As described in the article, The Little Professor Syndrome, by Lawrence Osborne, June 2000, individuals with AS and autism often have outstanding verbal skill but are unable to communicate. The article offers a realistic and authentic look into the lives of those with Asperger’s and autism and speaks to the similarities and differences between the two. Asperger’s children alternate between brilliance and isolation. Some children make active social attempts but in an inappropriate way. Despite their huge vocabulary, their obsessional interests or fixations can get in the way of socializing appropriately. Often memorizing television shows, list of passengers on the Titanic or alphabetical listing of a class year book.
ASP children despite their exceptional skills with language have difficulties “reading” human social signals. Social skills groups allow all participants to try out what is correct and socially acceptable. They learn to pretend and communicate with appropriately matched peers in a safe, controlled environment. These children can learn to wear the correct social mask if given the opportunities to learn and practice.
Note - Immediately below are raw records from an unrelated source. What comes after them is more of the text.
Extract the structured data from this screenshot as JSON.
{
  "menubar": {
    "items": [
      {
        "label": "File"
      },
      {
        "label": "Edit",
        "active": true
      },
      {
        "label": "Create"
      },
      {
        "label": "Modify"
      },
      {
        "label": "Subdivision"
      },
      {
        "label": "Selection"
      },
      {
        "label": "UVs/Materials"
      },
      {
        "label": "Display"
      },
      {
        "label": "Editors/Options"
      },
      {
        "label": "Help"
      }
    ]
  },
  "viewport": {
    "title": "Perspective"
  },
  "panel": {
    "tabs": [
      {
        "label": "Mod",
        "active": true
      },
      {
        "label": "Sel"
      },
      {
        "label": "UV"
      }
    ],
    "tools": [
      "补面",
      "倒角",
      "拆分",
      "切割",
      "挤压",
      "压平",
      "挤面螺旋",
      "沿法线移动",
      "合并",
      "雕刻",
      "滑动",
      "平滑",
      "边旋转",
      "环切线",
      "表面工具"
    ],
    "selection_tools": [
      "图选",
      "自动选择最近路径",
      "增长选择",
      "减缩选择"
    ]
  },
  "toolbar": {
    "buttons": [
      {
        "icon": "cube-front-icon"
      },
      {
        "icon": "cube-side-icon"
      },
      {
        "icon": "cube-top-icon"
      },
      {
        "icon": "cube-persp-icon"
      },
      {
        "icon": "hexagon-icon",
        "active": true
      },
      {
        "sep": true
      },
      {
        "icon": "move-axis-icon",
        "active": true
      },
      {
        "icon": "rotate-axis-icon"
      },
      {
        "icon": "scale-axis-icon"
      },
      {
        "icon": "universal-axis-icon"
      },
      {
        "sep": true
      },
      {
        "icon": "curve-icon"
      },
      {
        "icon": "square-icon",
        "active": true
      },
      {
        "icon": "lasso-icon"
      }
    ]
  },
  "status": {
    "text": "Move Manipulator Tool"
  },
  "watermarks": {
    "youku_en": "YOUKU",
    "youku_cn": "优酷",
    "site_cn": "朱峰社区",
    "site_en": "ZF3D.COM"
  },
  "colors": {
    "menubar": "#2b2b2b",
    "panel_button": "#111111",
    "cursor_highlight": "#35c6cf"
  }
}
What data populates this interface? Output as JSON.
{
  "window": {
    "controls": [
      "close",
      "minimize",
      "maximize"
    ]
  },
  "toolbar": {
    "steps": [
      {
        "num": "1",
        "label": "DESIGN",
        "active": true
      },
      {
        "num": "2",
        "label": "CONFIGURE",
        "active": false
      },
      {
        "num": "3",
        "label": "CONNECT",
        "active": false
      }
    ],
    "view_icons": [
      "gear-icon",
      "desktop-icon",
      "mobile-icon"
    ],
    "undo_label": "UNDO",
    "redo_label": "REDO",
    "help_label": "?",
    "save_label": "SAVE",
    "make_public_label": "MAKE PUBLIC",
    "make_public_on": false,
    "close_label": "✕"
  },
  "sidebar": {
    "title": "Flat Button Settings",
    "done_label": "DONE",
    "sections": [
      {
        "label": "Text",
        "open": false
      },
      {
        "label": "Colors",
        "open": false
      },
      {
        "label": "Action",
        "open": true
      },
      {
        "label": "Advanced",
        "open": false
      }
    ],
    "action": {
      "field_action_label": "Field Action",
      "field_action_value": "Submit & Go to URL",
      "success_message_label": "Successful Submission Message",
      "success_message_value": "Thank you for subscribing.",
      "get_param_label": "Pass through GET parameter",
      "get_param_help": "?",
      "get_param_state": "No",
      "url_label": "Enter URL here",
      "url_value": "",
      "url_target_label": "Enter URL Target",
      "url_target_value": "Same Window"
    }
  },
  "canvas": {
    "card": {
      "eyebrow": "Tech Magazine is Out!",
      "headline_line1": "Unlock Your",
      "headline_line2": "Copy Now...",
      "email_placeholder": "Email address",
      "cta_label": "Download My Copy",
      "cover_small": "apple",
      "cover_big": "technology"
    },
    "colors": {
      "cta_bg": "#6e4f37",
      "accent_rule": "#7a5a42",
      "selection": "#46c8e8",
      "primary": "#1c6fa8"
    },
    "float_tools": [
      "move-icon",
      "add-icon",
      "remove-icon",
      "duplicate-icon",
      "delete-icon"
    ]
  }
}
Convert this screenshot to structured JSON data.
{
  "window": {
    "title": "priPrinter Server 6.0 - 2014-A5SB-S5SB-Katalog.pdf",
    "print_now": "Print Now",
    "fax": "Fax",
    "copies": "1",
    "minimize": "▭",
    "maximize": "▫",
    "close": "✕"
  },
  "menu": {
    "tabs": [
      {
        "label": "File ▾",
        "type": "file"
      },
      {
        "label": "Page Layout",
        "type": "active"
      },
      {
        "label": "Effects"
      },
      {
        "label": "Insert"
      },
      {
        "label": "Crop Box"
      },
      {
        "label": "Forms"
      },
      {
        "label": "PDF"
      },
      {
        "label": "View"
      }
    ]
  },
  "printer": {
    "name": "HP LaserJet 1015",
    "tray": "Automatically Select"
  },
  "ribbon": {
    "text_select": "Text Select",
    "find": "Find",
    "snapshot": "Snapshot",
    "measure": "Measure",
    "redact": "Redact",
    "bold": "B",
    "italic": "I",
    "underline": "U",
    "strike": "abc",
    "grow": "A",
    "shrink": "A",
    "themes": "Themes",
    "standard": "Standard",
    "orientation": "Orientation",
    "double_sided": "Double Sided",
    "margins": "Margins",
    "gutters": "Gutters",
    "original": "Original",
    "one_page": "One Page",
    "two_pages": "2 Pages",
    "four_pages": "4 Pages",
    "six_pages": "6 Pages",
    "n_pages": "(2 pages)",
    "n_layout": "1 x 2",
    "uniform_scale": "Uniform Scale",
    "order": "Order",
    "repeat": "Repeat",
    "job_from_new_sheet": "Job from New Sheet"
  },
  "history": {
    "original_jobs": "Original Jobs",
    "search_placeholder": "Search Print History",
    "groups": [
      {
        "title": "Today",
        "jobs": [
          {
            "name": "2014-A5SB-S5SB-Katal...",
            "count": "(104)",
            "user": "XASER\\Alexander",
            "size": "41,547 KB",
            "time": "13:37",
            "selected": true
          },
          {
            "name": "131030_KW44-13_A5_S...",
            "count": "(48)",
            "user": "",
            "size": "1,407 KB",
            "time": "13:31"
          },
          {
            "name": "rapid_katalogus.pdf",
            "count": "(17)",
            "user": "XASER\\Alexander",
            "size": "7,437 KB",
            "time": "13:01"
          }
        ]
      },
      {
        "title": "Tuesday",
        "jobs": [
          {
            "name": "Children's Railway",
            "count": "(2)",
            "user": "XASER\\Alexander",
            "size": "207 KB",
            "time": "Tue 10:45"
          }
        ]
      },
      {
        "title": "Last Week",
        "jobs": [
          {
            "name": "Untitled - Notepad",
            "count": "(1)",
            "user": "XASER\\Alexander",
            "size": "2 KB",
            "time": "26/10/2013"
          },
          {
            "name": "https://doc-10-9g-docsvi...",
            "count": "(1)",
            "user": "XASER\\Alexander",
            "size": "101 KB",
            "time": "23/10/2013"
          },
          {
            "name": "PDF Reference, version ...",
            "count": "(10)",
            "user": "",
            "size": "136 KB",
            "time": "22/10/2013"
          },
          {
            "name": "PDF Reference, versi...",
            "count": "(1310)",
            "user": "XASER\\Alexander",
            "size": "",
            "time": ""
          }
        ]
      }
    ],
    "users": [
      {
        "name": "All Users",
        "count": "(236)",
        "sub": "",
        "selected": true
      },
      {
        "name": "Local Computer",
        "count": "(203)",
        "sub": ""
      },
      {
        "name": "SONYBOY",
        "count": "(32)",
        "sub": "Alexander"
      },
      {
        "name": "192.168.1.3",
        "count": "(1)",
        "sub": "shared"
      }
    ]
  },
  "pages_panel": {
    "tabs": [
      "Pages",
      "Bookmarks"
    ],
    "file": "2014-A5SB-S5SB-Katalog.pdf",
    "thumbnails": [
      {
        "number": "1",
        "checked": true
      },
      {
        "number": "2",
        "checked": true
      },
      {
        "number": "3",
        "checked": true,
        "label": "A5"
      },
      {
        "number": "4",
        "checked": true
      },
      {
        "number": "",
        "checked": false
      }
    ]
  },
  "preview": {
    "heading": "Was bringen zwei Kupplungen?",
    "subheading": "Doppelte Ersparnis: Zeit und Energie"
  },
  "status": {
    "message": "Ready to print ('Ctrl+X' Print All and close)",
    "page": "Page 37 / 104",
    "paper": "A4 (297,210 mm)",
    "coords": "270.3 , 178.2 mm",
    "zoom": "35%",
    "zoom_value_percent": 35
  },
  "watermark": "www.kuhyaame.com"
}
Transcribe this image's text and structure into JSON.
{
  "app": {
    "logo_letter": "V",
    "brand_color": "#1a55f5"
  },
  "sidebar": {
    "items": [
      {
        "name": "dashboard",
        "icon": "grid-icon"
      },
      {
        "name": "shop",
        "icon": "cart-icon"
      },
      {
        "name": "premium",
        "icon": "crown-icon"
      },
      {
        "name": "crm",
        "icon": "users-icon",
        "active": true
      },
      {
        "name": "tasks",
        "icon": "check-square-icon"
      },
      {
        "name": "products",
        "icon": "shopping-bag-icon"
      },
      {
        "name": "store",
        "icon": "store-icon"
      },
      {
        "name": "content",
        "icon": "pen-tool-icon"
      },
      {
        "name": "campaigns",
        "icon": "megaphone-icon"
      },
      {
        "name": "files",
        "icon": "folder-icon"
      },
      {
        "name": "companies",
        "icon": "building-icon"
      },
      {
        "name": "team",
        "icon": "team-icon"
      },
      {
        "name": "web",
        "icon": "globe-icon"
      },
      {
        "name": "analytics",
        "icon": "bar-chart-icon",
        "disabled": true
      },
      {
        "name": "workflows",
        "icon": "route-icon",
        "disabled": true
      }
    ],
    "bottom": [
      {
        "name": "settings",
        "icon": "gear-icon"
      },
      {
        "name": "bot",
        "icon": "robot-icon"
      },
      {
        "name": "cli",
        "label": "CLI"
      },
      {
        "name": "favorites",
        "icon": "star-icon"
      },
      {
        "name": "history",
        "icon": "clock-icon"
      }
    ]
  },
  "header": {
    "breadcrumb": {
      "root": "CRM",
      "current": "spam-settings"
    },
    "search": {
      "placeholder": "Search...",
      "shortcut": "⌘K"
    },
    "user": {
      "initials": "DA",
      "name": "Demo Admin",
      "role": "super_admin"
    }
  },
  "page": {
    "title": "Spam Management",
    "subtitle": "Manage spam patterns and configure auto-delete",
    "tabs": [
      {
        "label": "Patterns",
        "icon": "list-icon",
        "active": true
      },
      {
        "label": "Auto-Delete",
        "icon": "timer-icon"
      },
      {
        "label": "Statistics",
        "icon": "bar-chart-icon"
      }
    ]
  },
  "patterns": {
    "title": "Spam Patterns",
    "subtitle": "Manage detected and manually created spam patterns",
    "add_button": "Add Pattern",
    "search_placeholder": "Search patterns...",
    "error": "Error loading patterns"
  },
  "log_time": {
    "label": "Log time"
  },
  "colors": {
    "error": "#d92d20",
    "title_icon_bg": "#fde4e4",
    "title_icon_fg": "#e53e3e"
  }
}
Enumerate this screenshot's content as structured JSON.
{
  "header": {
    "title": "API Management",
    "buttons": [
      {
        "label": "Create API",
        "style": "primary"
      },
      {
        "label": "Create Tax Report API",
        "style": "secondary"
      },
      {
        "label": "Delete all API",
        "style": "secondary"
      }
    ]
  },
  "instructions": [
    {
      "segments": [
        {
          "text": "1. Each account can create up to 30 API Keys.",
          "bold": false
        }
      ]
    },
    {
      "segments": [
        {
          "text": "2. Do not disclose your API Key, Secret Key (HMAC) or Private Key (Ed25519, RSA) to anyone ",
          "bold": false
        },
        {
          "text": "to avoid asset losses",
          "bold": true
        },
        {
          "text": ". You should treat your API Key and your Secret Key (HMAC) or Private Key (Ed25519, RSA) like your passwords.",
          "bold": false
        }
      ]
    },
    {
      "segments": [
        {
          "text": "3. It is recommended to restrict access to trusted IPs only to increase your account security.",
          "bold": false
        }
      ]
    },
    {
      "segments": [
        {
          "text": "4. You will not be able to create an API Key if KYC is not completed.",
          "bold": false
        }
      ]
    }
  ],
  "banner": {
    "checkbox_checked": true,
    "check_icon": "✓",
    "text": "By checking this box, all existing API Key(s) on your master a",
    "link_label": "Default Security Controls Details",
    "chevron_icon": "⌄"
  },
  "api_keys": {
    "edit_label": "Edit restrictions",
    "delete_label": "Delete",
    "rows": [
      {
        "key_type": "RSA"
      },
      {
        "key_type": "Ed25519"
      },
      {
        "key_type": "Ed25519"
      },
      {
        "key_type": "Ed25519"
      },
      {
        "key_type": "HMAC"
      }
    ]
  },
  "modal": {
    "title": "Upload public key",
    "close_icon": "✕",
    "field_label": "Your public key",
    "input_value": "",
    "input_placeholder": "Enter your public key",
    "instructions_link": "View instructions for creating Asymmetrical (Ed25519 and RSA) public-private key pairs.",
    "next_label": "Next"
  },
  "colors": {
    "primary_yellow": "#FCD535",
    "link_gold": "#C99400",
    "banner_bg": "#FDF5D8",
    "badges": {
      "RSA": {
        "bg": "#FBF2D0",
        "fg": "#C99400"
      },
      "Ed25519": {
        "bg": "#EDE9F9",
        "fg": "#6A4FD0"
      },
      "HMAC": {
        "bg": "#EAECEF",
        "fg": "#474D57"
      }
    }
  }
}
Social Skills groups with horses facilitate learning through un-mounted activities. Horses provide a different type of feedback for the autistic and AS child. The equines retreat and cooperate as nature dictates. This opens up opportunities for discussion and skills practice. Horses are authentic, gentle, accepting and do not see disabilities and therefore become great tools for self-discovery.
Highview Farms offers Therapeutic (Adaptive) Riding and Equine Facilitated Psychotherapy.
To experience this different mode of therapy in your area be sure the program is working with a Certified Licensed Social Worker as well as a EAGALA. Certified Instructor.
Some clinics offered are:
Group Social Skills for Horses - Horses and riders learn skills to remain safe and gain confidence riding in close proximity to other horses.
Versatility Obstacles - Riders learn how to develop their horses ability to learn, to gain confidence in new situations and become more refined in their communication with their horse.
Over Fences - Riders learn to become confident and skilled at riding their horse over fences in the ring or out o the trail.
Dressage - Riders will learn the importance of their seat, how to perform dressage movements such as shoulder-in and haunches-in to gymnasticize their horse, and how to correctly ride figures in a dressage ring.